_Element data from apps and pages_
★ ★ ★ ★ ★ ★ ★

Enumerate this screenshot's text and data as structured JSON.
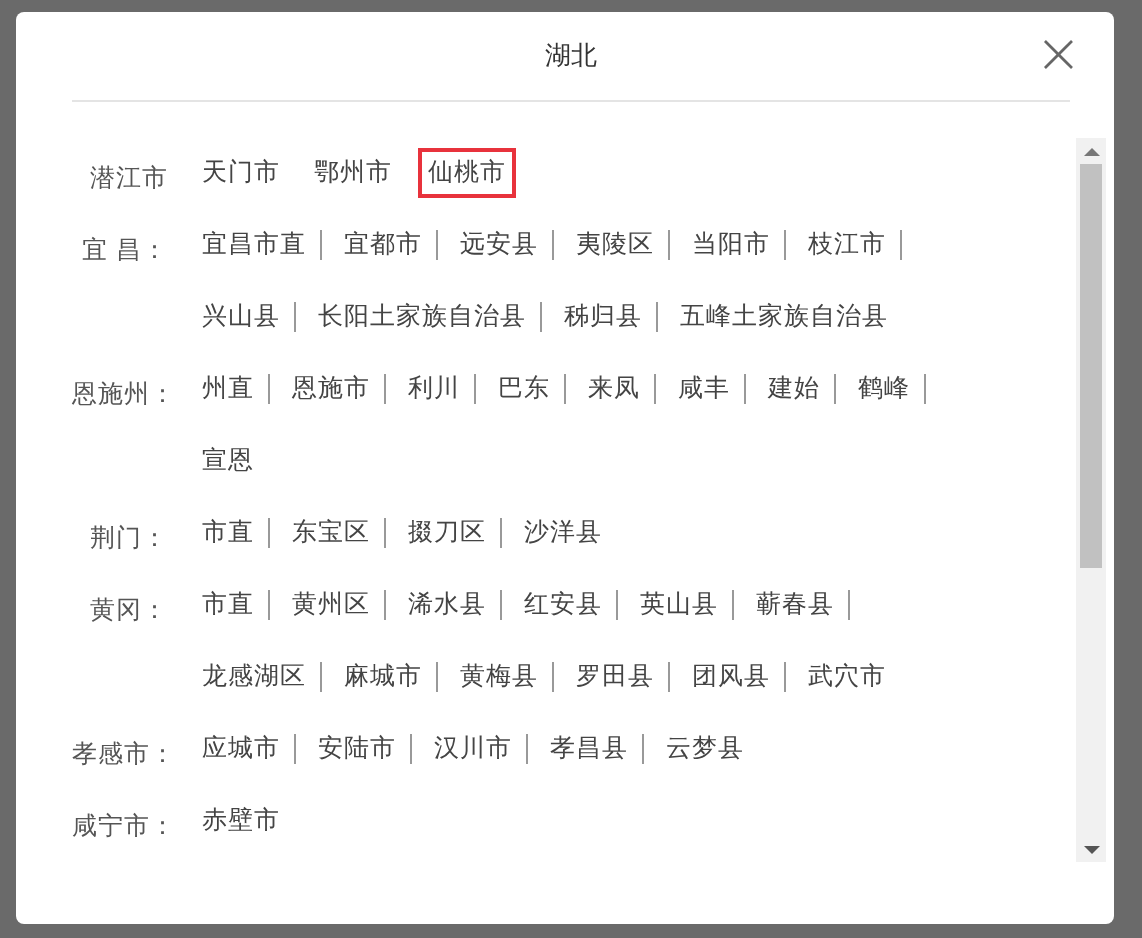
{
  "dialog": {
    "title": "湖北",
    "close_label": "×"
  },
  "groups": [
    {
      "label": "潜江市",
      "kind": "plain",
      "lines": [
        [
          {
            "name": "天门市",
            "selected": false
          },
          {
            "name": "鄂州市",
            "selected": false
          },
          {
            "name": "仙桃市",
            "selected": true
          }
        ]
      ]
    },
    {
      "label": "宜 昌：",
      "kind": "separated",
      "lines": [
        [
          {
            "name": "宜昌市直",
            "selected": false
          },
          {
            "name": "宜都市",
            "selected": false
          },
          {
            "name": "远安县",
            "selected": false
          },
          {
            "name": "夷陵区",
            "selected": false
          },
          {
            "name": "当阳市",
            "selected": false
          },
          {
            "name": "枝江市",
            "selected": false
          }
        ],
        [
          {
            "name": "兴山县",
            "selected": false
          },
          {
            "name": "长阳土家族自治县",
            "selected": false
          },
          {
            "name": "秭归县",
            "selected": false
          },
          {
            "name": "五峰土家族自治县",
            "selected": false
          }
        ]
      ]
    },
    {
      "label": "恩施州：",
      "kind": "separated",
      "lines": [
        [
          {
            "name": "州直",
            "selected": false
          },
          {
            "name": "恩施市",
            "selected": false
          },
          {
            "name": "利川",
            "selected": false
          },
          {
            "name": "巴东",
            "selected": false
          },
          {
            "name": "来凤",
            "selected": false
          },
          {
            "name": "咸丰",
            "selected": false
          },
          {
            "name": "建始",
            "selected": false
          },
          {
            "name": "鹤峰",
            "selected": false
          }
        ],
        [
          {
            "name": "宣恩",
            "selected": false
          }
        ]
      ]
    },
    {
      "label": "荆门：",
      "kind": "separated",
      "lines": [
        [
          {
            "name": "市直",
            "selected": false
          },
          {
            "name": "东宝区",
            "selected": false
          },
          {
            "name": "掇刀区",
            "selected": false
          },
          {
            "name": "沙洋县",
            "selected": false
          }
        ]
      ]
    },
    {
      "label": "黄冈：",
      "kind": "separated",
      "lines": [
        [
          {
            "name": "市直",
            "selected": false
          },
          {
            "name": "黄州区",
            "selected": false
          },
          {
            "name": "浠水县",
            "selected": false
          },
          {
            "name": "红安县",
            "selected": false
          },
          {
            "name": "英山县",
            "selected": false
          },
          {
            "name": "蕲春县",
            "selected": false
          }
        ],
        [
          {
            "name": "龙感湖区",
            "selected": false
          },
          {
            "name": "麻城市",
            "selected": false
          },
          {
            "name": "黄梅县",
            "selected": false
          },
          {
            "name": "罗田县",
            "selected": false
          },
          {
            "name": "团风县",
            "selected": false
          },
          {
            "name": "武穴市",
            "selected": false
          }
        ]
      ]
    },
    {
      "label": "孝感市：",
      "kind": "separated",
      "lines": [
        [
          {
            "name": "应城市",
            "selected": false
          },
          {
            "name": "安陆市",
            "selected": false
          },
          {
            "name": "汉川市",
            "selected": false
          },
          {
            "name": "孝昌县",
            "selected": false
          },
          {
            "name": "云梦县",
            "selected": false
          }
        ]
      ]
    },
    {
      "label": "咸宁市：",
      "kind": "separated",
      "lines": [
        [
          {
            "name": "赤壁市",
            "selected": false
          }
        ]
      ]
    }
  ]
}
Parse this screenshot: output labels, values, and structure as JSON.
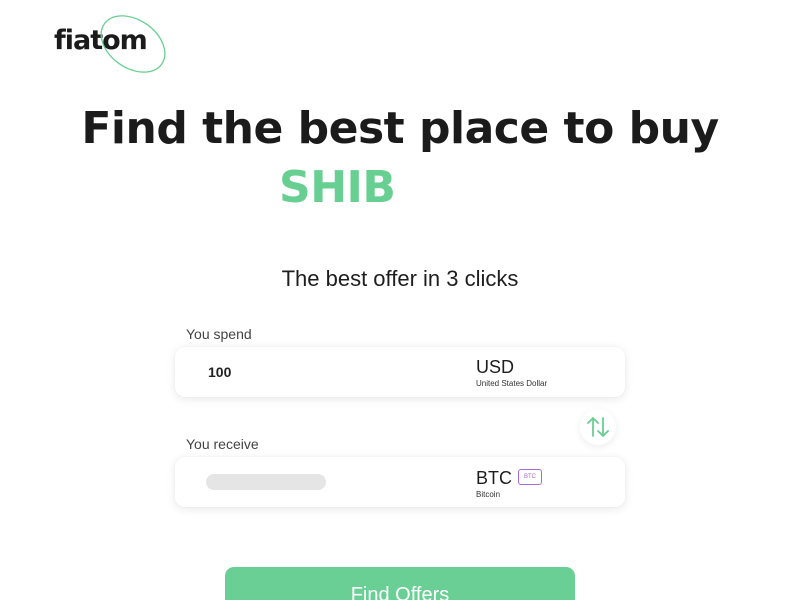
{
  "brand": {
    "name": "fiatom",
    "accent": "#67cf92"
  },
  "hero": {
    "headline": "Find the best place to buy",
    "coin": "SHIB",
    "subtitle": "The best offer in 3 clicks"
  },
  "spend": {
    "label": "You spend",
    "amount": "100",
    "currency_code": "USD",
    "currency_name": "United States Dollar"
  },
  "receive": {
    "label": "You receive",
    "amount": "",
    "currency_code": "BTC",
    "currency_name": "Bitcoin",
    "network_badge": "BTC"
  },
  "swap": {
    "icon": "swap-arrows-icon"
  },
  "cta": {
    "label": "Find Offers"
  },
  "colors": {
    "badge": "#a76ad6",
    "button": "#69cf94",
    "text": "#1b1b1b"
  }
}
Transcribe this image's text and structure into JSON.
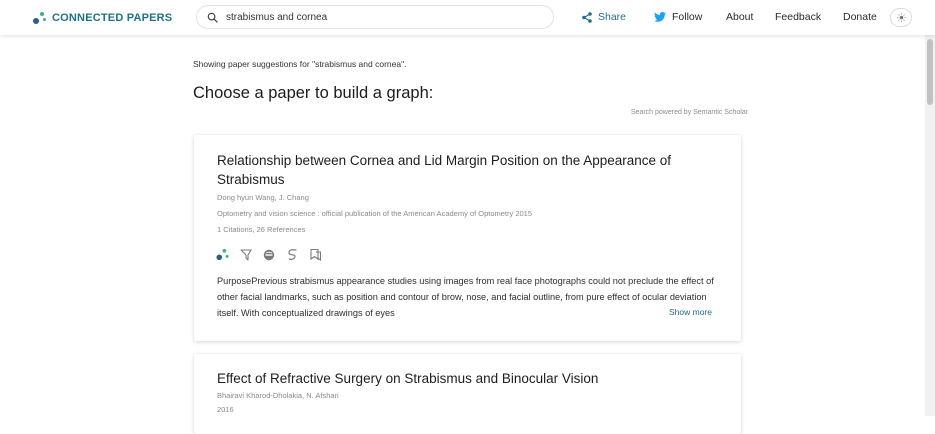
{
  "header": {
    "logo_text": "CONNECTED PAPERS",
    "search_value": "strabismus and cornea",
    "nav": {
      "share": "Share",
      "follow": "Follow",
      "about": "About",
      "feedback": "Feedback",
      "donate": "Donate"
    }
  },
  "main": {
    "showing_text": "Showing paper suggestions for \"strabismus and cornea\".",
    "heading": "Choose a paper to build a graph:",
    "powered_by": "Search powered by Semantic Scholar"
  },
  "results": [
    {
      "title": "Relationship between Cornea and Lid Margin Position on the Appearance of Strabismus",
      "authors": "Dong hyun Wang, J. Chang",
      "venue": "Optometry and vision science : official publication of the American Academy of Optometry 2015",
      "stats": "1 Citations, 26 References",
      "abstract": "PurposePrevious strabismus appearance studies using images from real face photographs could not preclude the effect of other facial landmarks, such as position and contour of brow, nose, and facial outline, from pure effect of ocular deviation itself. With conceptualized drawings of eyes",
      "show_more": "Show more"
    },
    {
      "title": "Effect of Refractive Surgery on Strabismus and Binocular Vision",
      "authors": "Bhairavi Kharod-Dholakia, N. Afshari",
      "venue": "2016"
    }
  ],
  "colors": {
    "brand_teal": "#1f7185",
    "twitter_blue": "#1da1f2",
    "logo_dot_green": "#3fb07f",
    "logo_dot_blue": "#2b5e8c"
  },
  "icons": [
    "graph-icon",
    "pdf-icon",
    "semantic-scholar-icon",
    "google-scholar-icon",
    "bookmark-icon"
  ]
}
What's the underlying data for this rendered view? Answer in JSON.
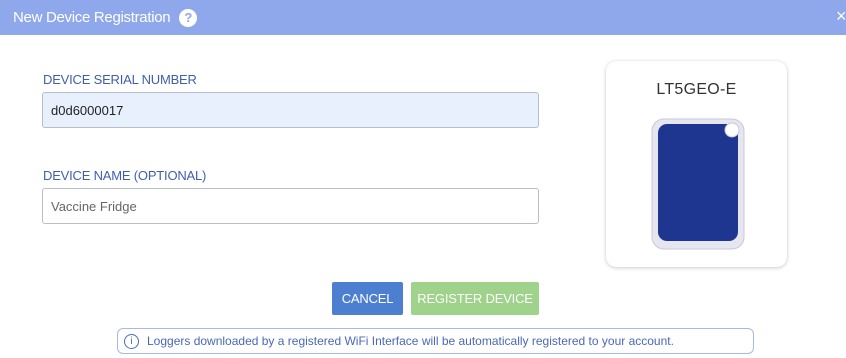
{
  "dialog": {
    "title": "New Device Registration",
    "help_icon": "?",
    "close_icon": "×"
  },
  "serial_field": {
    "label": "DEVICE SERIAL NUMBER",
    "value": "d0d6000017",
    "placeholder": ""
  },
  "name_field": {
    "label": "DEVICE NAME (OPTIONAL)",
    "value": "",
    "placeholder": "Vaccine Fridge"
  },
  "device_preview": {
    "model": "LT5GEO-E",
    "body_color": "#1f3690",
    "bezel_color": "#e6e6f0"
  },
  "buttons": {
    "cancel": "CANCEL",
    "register": "REGISTER DEVICE"
  },
  "info": {
    "icon": "i",
    "text": "Loggers downloaded by a registered WiFi Interface will be automatically registered to your account."
  },
  "colors": {
    "titlebar": "#8fa8ec",
    "primary": "#4d7fd1",
    "success": "#9fd28a",
    "label": "#3f5fae"
  }
}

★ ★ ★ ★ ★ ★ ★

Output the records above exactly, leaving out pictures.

_TASK ANSWER_
Enumerate this screenshot's text and data as structured JSON.
{
  "dialog": {
    "title": "湖北",
    "close_label": "×"
  },
  "groups": [
    {
      "label": "潜江市",
      "kind": "plain",
      "lines": [
        [
          {
            "name": "天门市",
            "selected": false
          },
          {
            "name": "鄂州市",
            "selected": false
          },
          {
            "name": "仙桃市",
            "selected": true
          }
        ]
      ]
    },
    {
      "label": "宜 昌：",
      "kind": "separated",
      "lines": [
        [
          {
            "name": "宜昌市直",
            "selected": false
          },
          {
            "name": "宜都市",
            "selected": false
          },
          {
            "name": "远安县",
            "selected": false
          },
          {
            "name": "夷陵区",
            "selected": false
          },
          {
            "name": "当阳市",
            "selected": false
          },
          {
            "name": "枝江市",
            "selected": false
          }
        ],
        [
          {
            "name": "兴山县",
            "selected": false
          },
          {
            "name": "长阳土家族自治县",
            "selected": false
          },
          {
            "name": "秭归县",
            "selected": false
          },
          {
            "name": "五峰土家族自治县",
            "selected": false
          }
        ]
      ]
    },
    {
      "label": "恩施州：",
      "kind": "separated",
      "lines": [
        [
          {
            "name": "州直",
            "selected": false
          },
          {
            "name": "恩施市",
            "selected": false
          },
          {
            "name": "利川",
            "selected": false
          },
          {
            "name": "巴东",
            "selected": false
          },
          {
            "name": "来凤",
            "selected": false
          },
          {
            "name": "咸丰",
            "selected": false
          },
          {
            "name": "建始",
            "selected": false
          },
          {
            "name": "鹤峰",
            "selected": false
          }
        ],
        [
          {
            "name": "宣恩",
            "selected": false
          }
        ]
      ]
    },
    {
      "label": "荆门：",
      "kind": "separated",
      "lines": [
        [
          {
            "name": "市直",
            "selected": false
          },
          {
            "name": "东宝区",
            "selected": false
          },
          {
            "name": "掇刀区",
            "selected": false
          },
          {
            "name": "沙洋县",
            "selected": false
          }
        ]
      ]
    },
    {
      "label": "黄冈：",
      "kind": "separated",
      "lines": [
        [
          {
            "name": "市直",
            "selected": false
          },
          {
            "name": "黄州区",
            "selected": false
          },
          {
            "name": "浠水县",
            "selected": false
          },
          {
            "name": "红安县",
            "selected": false
          },
          {
            "name": "英山县",
            "selected": false
          },
          {
            "name": "蕲春县",
            "selected": false
          }
        ],
        [
          {
            "name": "龙感湖区",
            "selected": false
          },
          {
            "name": "麻城市",
            "selected": false
          },
          {
            "name": "黄梅县",
            "selected": false
          },
          {
            "name": "罗田县",
            "selected": false
          },
          {
            "name": "团风县",
            "selected": false
          },
          {
            "name": "武穴市",
            "selected": false
          }
        ]
      ]
    },
    {
      "label": "孝感市：",
      "kind": "separated",
      "lines": [
        [
          {
            "name": "应城市",
            "selected": false
          },
          {
            "name": "安陆市",
            "selected": false
          },
          {
            "name": "汉川市",
            "selected": false
          },
          {
            "name": "孝昌县",
            "selected": false
          },
          {
            "name": "云梦县",
            "selected": false
          }
        ]
      ]
    },
    {
      "label": "咸宁市：",
      "kind": "separated",
      "lines": [
        [
          {
            "name": "赤壁市",
            "selected": false
          }
        ]
      ]
    }
  ]
}
Parse this screenshot: output labels, values, and structure as JSON.
{
  "brand": {
    "name": "fiatom",
    "accent": "#67cf92"
  },
  "hero": {
    "headline": "Find the best place to buy",
    "coin": "SHIB",
    "subtitle": "The best offer in 3 clicks"
  },
  "spend": {
    "label": "You spend",
    "amount": "100",
    "currency_code": "USD",
    "currency_name": "United States Dollar"
  },
  "receive": {
    "label": "You receive",
    "amount": "",
    "currency_code": "BTC",
    "currency_name": "Bitcoin",
    "network_badge": "BTC"
  },
  "swap": {
    "icon": "swap-arrows-icon"
  },
  "cta": {
    "label": "Find Offers"
  },
  "colors": {
    "badge": "#a76ad6",
    "button": "#69cf94",
    "text": "#1b1b1b"
  }
}
Transcribe this image's text and structure into JSON.
{
  "header": {
    "logo_text": "CONNECTED PAPERS",
    "search_value": "strabismus and cornea",
    "nav": {
      "share": "Share",
      "follow": "Follow",
      "about": "About",
      "feedback": "Feedback",
      "donate": "Donate"
    }
  },
  "main": {
    "showing_text": "Showing paper suggestions for \"strabismus and cornea\".",
    "heading": "Choose a paper to build a graph:",
    "powered_by": "Search powered by Semantic Scholar"
  },
  "results": [
    {
      "title": "Relationship between Cornea and Lid Margin Position on the Appearance of Strabismus",
      "authors": "Dong hyun Wang, J. Chang",
      "venue": "Optometry and vision science : official publication of the American Academy of Optometry 2015",
      "stats": "1 Citations, 26 References",
      "abstract": "PurposePrevious strabismus appearance studies using images from real face photographs could not preclude the effect of other facial landmarks, such as position and contour of brow, nose, and facial outline, from pure effect of ocular deviation itself. With conceptualized drawings of eyes",
      "show_more": "Show more"
    },
    {
      "title": "Effect of Refractive Surgery on Strabismus and Binocular Vision",
      "authors": "Bhairavi Kharod-Dholakia, N. Afshari",
      "venue": "2016"
    }
  ],
  "colors": {
    "brand_teal": "#1f7185",
    "twitter_blue": "#1da1f2",
    "logo_dot_green": "#3fb07f",
    "logo_dot_blue": "#2b5e8c"
  },
  "icons": [
    "graph-icon",
    "pdf-icon",
    "semantic-scholar-icon",
    "google-scholar-icon",
    "bookmark-icon"
  ]
}
What's the underlying data for this rendered view? Answer in JSON.
{
  "dialog": {
    "title": "New Device Registration",
    "help_icon": "?",
    "close_icon": "×"
  },
  "serial_field": {
    "label": "DEVICE SERIAL NUMBER",
    "value": "d0d6000017",
    "placeholder": ""
  },
  "name_field": {
    "label": "DEVICE NAME (OPTIONAL)",
    "value": "",
    "placeholder": "Vaccine Fridge"
  },
  "device_preview": {
    "model": "LT5GEO-E",
    "body_color": "#1f3690",
    "bezel_color": "#e6e6f0"
  },
  "buttons": {
    "cancel": "CANCEL",
    "register": "REGISTER DEVICE"
  },
  "info": {
    "icon": "i",
    "text": "Loggers downloaded by a registered WiFi Interface will be automatically registered to your account."
  },
  "colors": {
    "titlebar": "#8fa8ec",
    "primary": "#4d7fd1",
    "success": "#9fd28a",
    "label": "#3f5fae"
  }
}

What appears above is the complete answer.